▶ _Data for this task_
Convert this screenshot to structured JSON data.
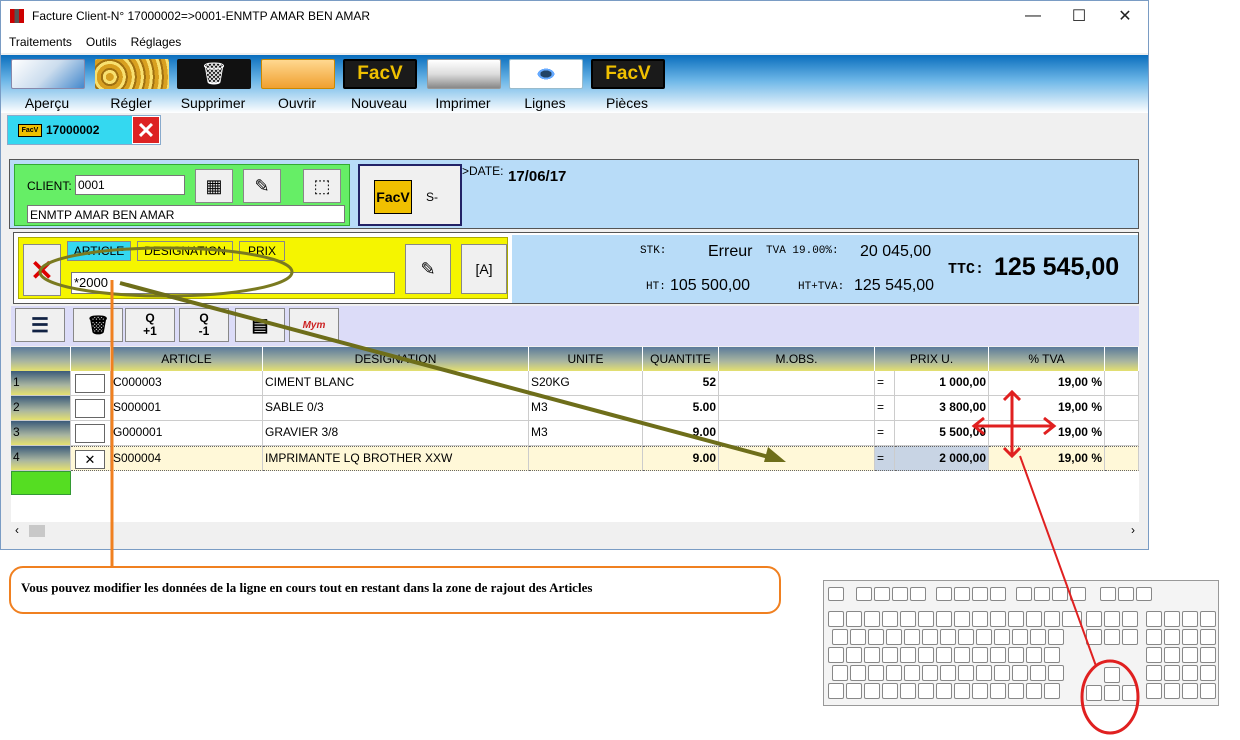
{
  "window": {
    "title": "Facture Client-N° 17000002=>0001-ENMTP AMAR BEN AMAR",
    "minimize": "—",
    "maximize": "☐",
    "close": "✕"
  },
  "menu": [
    "Traitements",
    "Outils",
    "Réglages"
  ],
  "toolbar": [
    {
      "label": "Aperçu",
      "icon": "preview-icon"
    },
    {
      "label": "Régler",
      "icon": "coins-icon"
    },
    {
      "label": "Supprimer",
      "icon": "trash-icon"
    },
    {
      "label": "Ouvrir",
      "icon": "folder-icon"
    },
    {
      "label": "Nouveau",
      "icon": "facv-icon",
      "badge": "FacV"
    },
    {
      "label": "Imprimer",
      "icon": "printer-icon"
    },
    {
      "label": "Lignes",
      "icon": "eye-icon"
    },
    {
      "label": "Pièces",
      "icon": "facv-icon",
      "badge": "FacV"
    }
  ],
  "doc_tab": {
    "badge": "FacV",
    "number": "17000002",
    "close": "✕"
  },
  "client": {
    "label": "CLIENT:",
    "code": "0001",
    "name": "ENMTP AMAR BEN AMAR"
  },
  "facv_box": {
    "badge": "FacV",
    "suffix": "S-"
  },
  "date": {
    "label": ">DATE:",
    "value": "17/06/17"
  },
  "article_entry": {
    "tabs": [
      "ARTICLE",
      "DESIGNATION",
      "PRIX"
    ],
    "input_value": "*2000",
    "cancel_icon": "✕"
  },
  "totals": {
    "stk_label": "STK:",
    "stk_value": "Erreur",
    "tva_label": "TVA 19.00%:",
    "tva_value": "20 045,00",
    "ht_label": "HT:",
    "ht_value": "105 500,00",
    "httva_label": "HT+TVA:",
    "httva_value": "125 545,00",
    "ttc_label": "TTC:",
    "ttc_value": "125 545,00"
  },
  "grid_toolbar": [
    {
      "icon": "menu-icon",
      "label": ""
    },
    {
      "icon": "trash-icon",
      "label": ""
    },
    {
      "icon": "qty-plus-icon",
      "label": "Q\n+1"
    },
    {
      "icon": "qty-minus-icon",
      "label": "Q\n-1"
    },
    {
      "icon": "notepad-icon",
      "label": ""
    },
    {
      "icon": "mym-icon",
      "label": "Mym"
    }
  ],
  "grid": {
    "columns": [
      "ARTICLE",
      "DESIGNATION",
      "UNITE",
      "QUANTITE",
      "M.OBS.",
      "PRIX U.",
      "% TVA"
    ],
    "rows": [
      {
        "n": "1",
        "article": "C000003",
        "designation": "CIMENT BLANC",
        "unite": "S20KG",
        "quantite": "52",
        "mobs": "",
        "eq": "=",
        "prix": "1 000,00",
        "tva": "19,00 %"
      },
      {
        "n": "2",
        "article": "S000001",
        "designation": "SABLE  0/3",
        "unite": "M3",
        "quantite": "5.00",
        "mobs": "",
        "eq": "=",
        "prix": "3 800,00",
        "tva": "19,00 %"
      },
      {
        "n": "3",
        "article": "G000001",
        "designation": "GRAVIER 3/8",
        "unite": "M3",
        "quantite": "9.00",
        "mobs": "",
        "eq": "=",
        "prix": "5 500,00",
        "tva": "19,00 %"
      },
      {
        "n": "4",
        "article": "S000004",
        "designation": "IMPRIMANTE LQ BROTHER XXW",
        "unite": "",
        "quantite": "9.00",
        "mobs": "",
        "eq": "=",
        "prix": "2 000,00",
        "tva": "19,00 %"
      }
    ]
  },
  "caption": "Vous pouvez modifier les données de la ligne en cours tout en restant dans la zone de rajout des Articles",
  "colors": {
    "toolbar_blue": "#0a6ebd",
    "client_green": "#66ee66",
    "article_yellow": "#f5f500",
    "panel_blue": "#b8dcf8",
    "annotation_olive": "#7a7a20",
    "annotation_orange": "#f08020",
    "annotation_red": "#e02020"
  }
}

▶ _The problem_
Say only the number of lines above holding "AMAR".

▶ _Reply to the task_
2